Director: Susanna Nicchiarelli
Writer: Susanna Nicchiarelli
Cast: Margherita Mazzucco, Luigi Lo Cascio, Andrea Bruschi, Andrea Carpenzano, Paolo Briguglia, Carlotta Natoli, Mattia Napoli, Paola Tiziana Cruciani, Valentino Campitelli, Giulia Testa, Flaminia Mancin, Luigi Vestuto
Part of: Viennale
Seen on: 25.10.2022
Inspired by Francesco of Assisi (Andrea Carpenzano), Chiara (Margherita Mazzucco) runs away from her wealthy family with her maid and friend Pacifica (Flaminia Mancin), cuts her hair and swears to live in poverty and humility. She quickly garners quite a following in her convent, especially after she heals a very sick child. She even gets a special permission from the pope to enjoy the privilege of poverty – a privilege that was limited to men until then. But as she gains popularity, friction with the church at large seem inevitable.
Chiara is an unusual film in many ways. Since Chiara obviously was an unusual woman, this seems only fitting, even as some of the film becomes a bit much.

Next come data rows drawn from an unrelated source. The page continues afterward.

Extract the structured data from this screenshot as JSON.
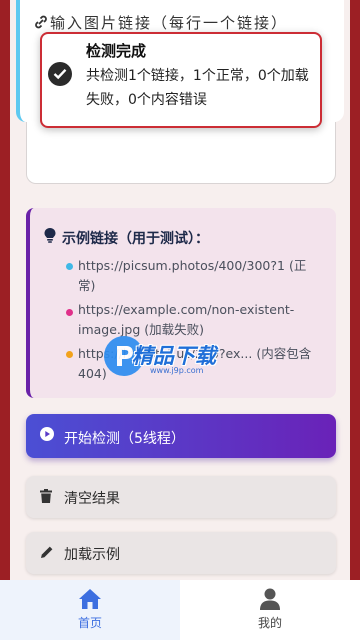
{
  "input_card": {
    "title": "输入图片链接（每行一个链接）"
  },
  "toast": {
    "title": "检测完成",
    "message": "共检测1个链接，1个正常，0个加载失败，0个内容错误"
  },
  "examples": {
    "title": "示例链接（用于测试）：",
    "items": [
      {
        "text": "https://picsum.photos/400/300?1 (正常)",
        "color": "#3fb8e6"
      },
      {
        "text": "https://example.com/non-existent-image.jpg (加载失败)",
        "color": "#e0308a"
      },
      {
        "text": "https://httpstat.us/200?ex... (内容包含404)",
        "color": "#f2a21b"
      }
    ]
  },
  "watermark": {
    "text": "精品下载",
    "url": "www.j9p.com"
  },
  "buttons": {
    "start": "开始检测（5线程）",
    "clear": "清空结果",
    "load_examples": "加载示例"
  },
  "nav": {
    "home": "首页",
    "mine": "我的"
  },
  "colors": {
    "accent_blue": "#3d6fe0",
    "start_gradient_from": "#4b4fd4",
    "start_gradient_to": "#6a22b8",
    "toast_border": "#cc2d35"
  }
}
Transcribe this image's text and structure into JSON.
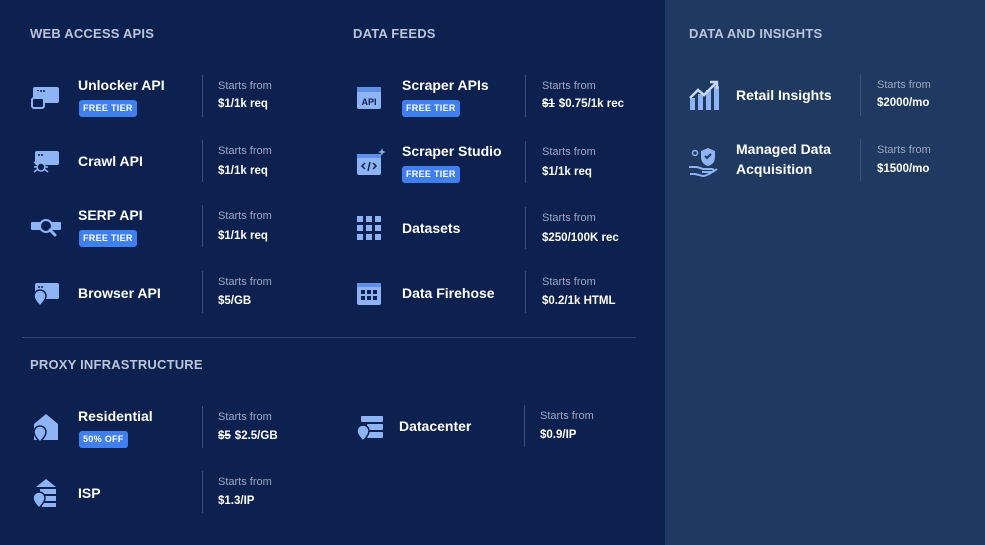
{
  "sections": {
    "web_access": "WEB ACCESS APIS",
    "data_feeds": "DATA FEEDS",
    "insights": "DATA AND INSIGHTS",
    "proxy": "PROXY INFRASTRUCTURE"
  },
  "starts_from": "Starts from",
  "web_access": [
    {
      "name": "Unlocker API",
      "badge": "FREE TIER",
      "price": "$1/1k req",
      "icon": "unlocker-icon"
    },
    {
      "name": "Crawl API",
      "price": "$1/1k req",
      "icon": "spider-icon"
    },
    {
      "name": "SERP API",
      "badge": "FREE TIER",
      "price": "$1/1k req",
      "icon": "serp-search-icon"
    },
    {
      "name": "Browser API",
      "price": "$5/GB",
      "icon": "browser-icon"
    }
  ],
  "data_feeds": [
    {
      "name": "Scraper APIs",
      "badge": "FREE TIER",
      "price_old": "$1",
      "price": "$0.75/1k rec",
      "icon": "api-icon"
    },
    {
      "name": "Scraper Studio",
      "badge": "FREE TIER",
      "price": "$1/1k req",
      "icon": "code-sparkle-icon"
    },
    {
      "name": "Datasets",
      "price": "$250/100K rec",
      "icon": "grid-icon"
    },
    {
      "name": "Data Firehose",
      "price": "$0.2/1k HTML",
      "icon": "table-window-icon"
    }
  ],
  "proxy": [
    {
      "name": "Residential",
      "badge": "50% OFF",
      "price_old": "$5",
      "price": "$2.5/GB",
      "icon": "house-pin-icon"
    },
    {
      "name": "Datacenter",
      "price": "$0.9/IP",
      "icon": "server-pin-icon"
    },
    {
      "name": "ISP",
      "price": "$1.3/IP",
      "icon": "isp-pin-icon"
    }
  ],
  "insights": [
    {
      "name_line1": "Retail Insights",
      "price": "$2000/mo",
      "icon": "chart-growth-icon"
    },
    {
      "name_line1": "Managed Data",
      "name_line2": "Acquisition",
      "price": "$1500/mo",
      "icon": "hand-shield-icon"
    }
  ],
  "colors": {
    "bg_left": "#0c2150",
    "bg_right": "#1f3960",
    "accent": "#3f7ff0",
    "icon": "#8fb4f5"
  }
}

The thing that works best about Chiara is the portrayal of the church and its politics. I know absolutely nothing about the Catholic church in the 13th century, but without feeling info-dumpy at all, Nicchiarelli succinctly explains the problems with Chiara’s position and the precarity and radicality of her convent. The things she achieved within that context are certainly very impressive.
That the film treats Chiara’s miracles as simple facts and reality, and Chiara herself generally as literally the saint the church will declare her to be, is an interesting choice. But it is one that makes it a little difficult for me, as an atheist, to empathize with Chiara all that much. I always felt like the film wanted me to worship her whereas I was more interested in her struggles.

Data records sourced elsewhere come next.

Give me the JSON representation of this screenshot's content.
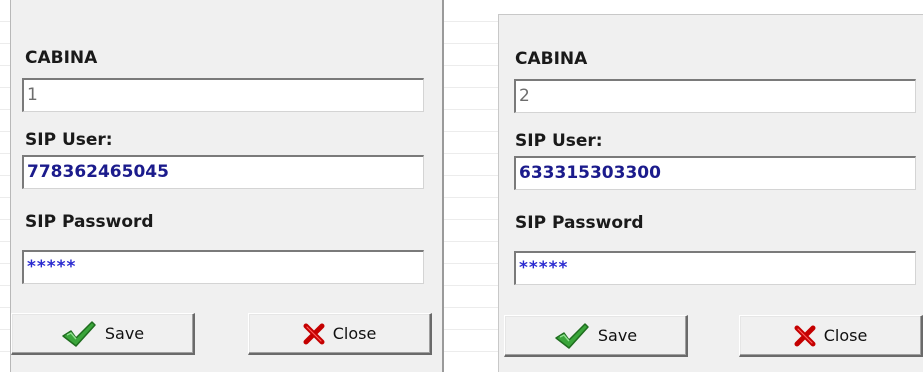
{
  "dialogs": [
    {
      "cabina_label": "CABINA",
      "cabina_value": "1",
      "sip_user_label": "SIP User:",
      "sip_user_value": "778362465045",
      "sip_password_label": "SIP Password",
      "sip_password_value": "*****",
      "save_label": "Save",
      "close_label": "Close"
    },
    {
      "cabina_label": "CABINA",
      "cabina_value": "2",
      "sip_user_label": "SIP User:",
      "sip_user_value": "633315303300",
      "sip_password_label": "SIP Password",
      "sip_password_value": "*****",
      "save_label": "Save",
      "close_label": "Close"
    }
  ],
  "icons": {
    "save": "green-checkmark-icon",
    "close": "red-x-icon"
  },
  "colors": {
    "dialog_bg": "#f0f0f0",
    "value_blue": "#1b1b8c",
    "password_blue": "#2a2ad0",
    "check_green": "#3aa53a",
    "close_red": "#c40000"
  }
}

That there is actually not that much plot, despite the film spanning a period of 17 years, and that even that flimsy story is interrupted a couple of times with musical numbers, didn’t help with keeping my interest, I have to admit. Where the seemingly incongruous dance scene in Miss Marx was an act of liberation and my favorite moment in the entire film, in Chiara, Nicchiarelli doesn’t achieve that same magic with the musical interludes. They felt out of place for me and I didn’t connect with them emotionally.
Nevertheless, Chiara is a film with a lot of verve, some historically very accurate moments and some conscious deviations from accuracy that liven things up a little. It’s definitely worth seeing, especially if you have any interest in Catholic history. But Miss Marx is still better, I’m afraid.
Summarizing: not bad.